> [EXERCISE]:
Print out the data below with every line intact.

> [Data excerpts]:
--------------------------------------------------

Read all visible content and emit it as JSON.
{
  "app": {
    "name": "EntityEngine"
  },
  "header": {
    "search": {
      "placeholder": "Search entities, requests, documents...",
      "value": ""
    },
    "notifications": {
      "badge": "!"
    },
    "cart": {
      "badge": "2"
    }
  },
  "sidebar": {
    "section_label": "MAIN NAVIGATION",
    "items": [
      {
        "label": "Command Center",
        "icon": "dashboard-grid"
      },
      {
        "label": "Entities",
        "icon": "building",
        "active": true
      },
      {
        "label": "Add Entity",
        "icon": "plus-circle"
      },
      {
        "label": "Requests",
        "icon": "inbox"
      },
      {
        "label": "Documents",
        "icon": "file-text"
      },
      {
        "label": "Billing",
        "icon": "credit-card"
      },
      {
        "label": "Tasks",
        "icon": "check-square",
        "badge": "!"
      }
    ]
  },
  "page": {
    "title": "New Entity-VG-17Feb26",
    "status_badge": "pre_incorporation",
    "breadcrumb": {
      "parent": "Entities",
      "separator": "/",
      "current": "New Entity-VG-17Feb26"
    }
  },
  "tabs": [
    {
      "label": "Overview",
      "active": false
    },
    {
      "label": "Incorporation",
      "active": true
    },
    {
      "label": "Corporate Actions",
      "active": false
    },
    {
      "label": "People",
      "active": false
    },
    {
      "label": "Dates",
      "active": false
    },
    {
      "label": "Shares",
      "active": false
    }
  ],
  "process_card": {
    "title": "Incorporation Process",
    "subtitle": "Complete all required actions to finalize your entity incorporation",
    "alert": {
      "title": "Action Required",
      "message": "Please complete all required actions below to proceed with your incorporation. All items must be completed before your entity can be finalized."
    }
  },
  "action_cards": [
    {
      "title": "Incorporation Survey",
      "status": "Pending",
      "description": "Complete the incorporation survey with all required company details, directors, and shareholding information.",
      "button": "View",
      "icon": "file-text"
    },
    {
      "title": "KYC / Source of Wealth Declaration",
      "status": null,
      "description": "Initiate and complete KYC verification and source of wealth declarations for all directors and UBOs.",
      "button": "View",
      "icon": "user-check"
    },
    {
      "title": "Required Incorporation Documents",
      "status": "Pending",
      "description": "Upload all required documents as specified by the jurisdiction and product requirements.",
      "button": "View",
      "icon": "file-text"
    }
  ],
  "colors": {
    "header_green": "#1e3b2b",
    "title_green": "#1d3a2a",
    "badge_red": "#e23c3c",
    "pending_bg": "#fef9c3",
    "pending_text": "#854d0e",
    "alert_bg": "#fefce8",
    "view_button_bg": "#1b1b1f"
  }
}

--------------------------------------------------

> [SOLVED PROBLEM]:
Read all visible content and emit it as JSON.
{
  "app": {
    "name": "EntityEngine"
  },
  "header": {
    "search": {
      "placeholder": "Search entities, requests, documents...",
      "value": ""
    },
    "notifications": {
      "badge": "!"
    },
    "cart": {
      "badge": "2"
    }
  },
  "sidebar": {
    "section_label": "MAIN NAVIGATION",
    "items": [
      {
        "label": "Command Center",
        "icon": "dashboard-grid"
      },
      {
        "label": "Entities",
        "icon": "building",
        "active": true
      },
      {
        "label": "Add Entity",
        "icon": "plus-circle"
      },
      {
        "label": "Requests",
        "icon": "inbox"
      },
      {
        "label": "Documents",
        "icon": "file-text"
      },
      {
        "label": "Billing",
        "icon": "credit-card"
      },
      {
        "label": "Tasks",
        "icon": "check-square",
        "badge": "!"
      }
    ]
  },
  "page": {
    "title": "New Entity-VG-17Feb26",
    "status_badge": "pre_incorporation",
    "breadcrumb": {
      "parent": "Entities",
      "separator": "/",
      "current": "New Entity-VG-17Feb26"
    }
  },
  "tabs": [
    {
      "label": "Overview",
      "active": false
    },
    {
      "label": "Incorporation",
      "active": true
    },
    {
      "label": "Corporate Actions",
      "active": false
    },
    {
      "label": "People",
      "active": false
    },
    {
      "label": "Dates",
      "active": false
    },
    {
      "label": "Shares",
      "active": false
    }
  ],
  "process_card": {
    "title": "Incorporation Process",
    "subtitle": "Complete all required actions to finalize your entity incorporation",
    "alert": {
      "title": "Action Required",
      "message": "Please complete all required actions below to proceed with your incorporation. All items must be completed before your entity can be finalized."
    }
  },
  "action_cards": [
    {
      "title": "Incorporation Survey",
      "status": "Pending",
      "description": "Complete the incorporation survey with all required company details, directors, and shareholding information.",
      "button": "View",
      "icon": "file-text"
    },
    {
      "title": "KYC / Source of Wealth Declaration",
      "status": null,
      "description": "Initiate and complete KYC verification and source of wealth declarations for all directors and UBOs.",
      "button": "View",
      "icon": "user-check"
    },
    {
      "title": "Required Incorporation Documents",
      "status": "Pending",
      "description": "Upload all required documents as specified by the jurisdiction and product requirements.",
      "button": "View",
      "icon": "file-text"
    }
  ],
  "colors": {
    "header_green": "#1e3b2b",
    "title_green": "#1d3a2a",
    "badge_red": "#e23c3c",
    "pending_bg": "#fef9c3",
    "pending_text": "#854d0e",
    "alert_bg": "#fefce8",
    "view_button_bg": "#1b1b1f"
  }
}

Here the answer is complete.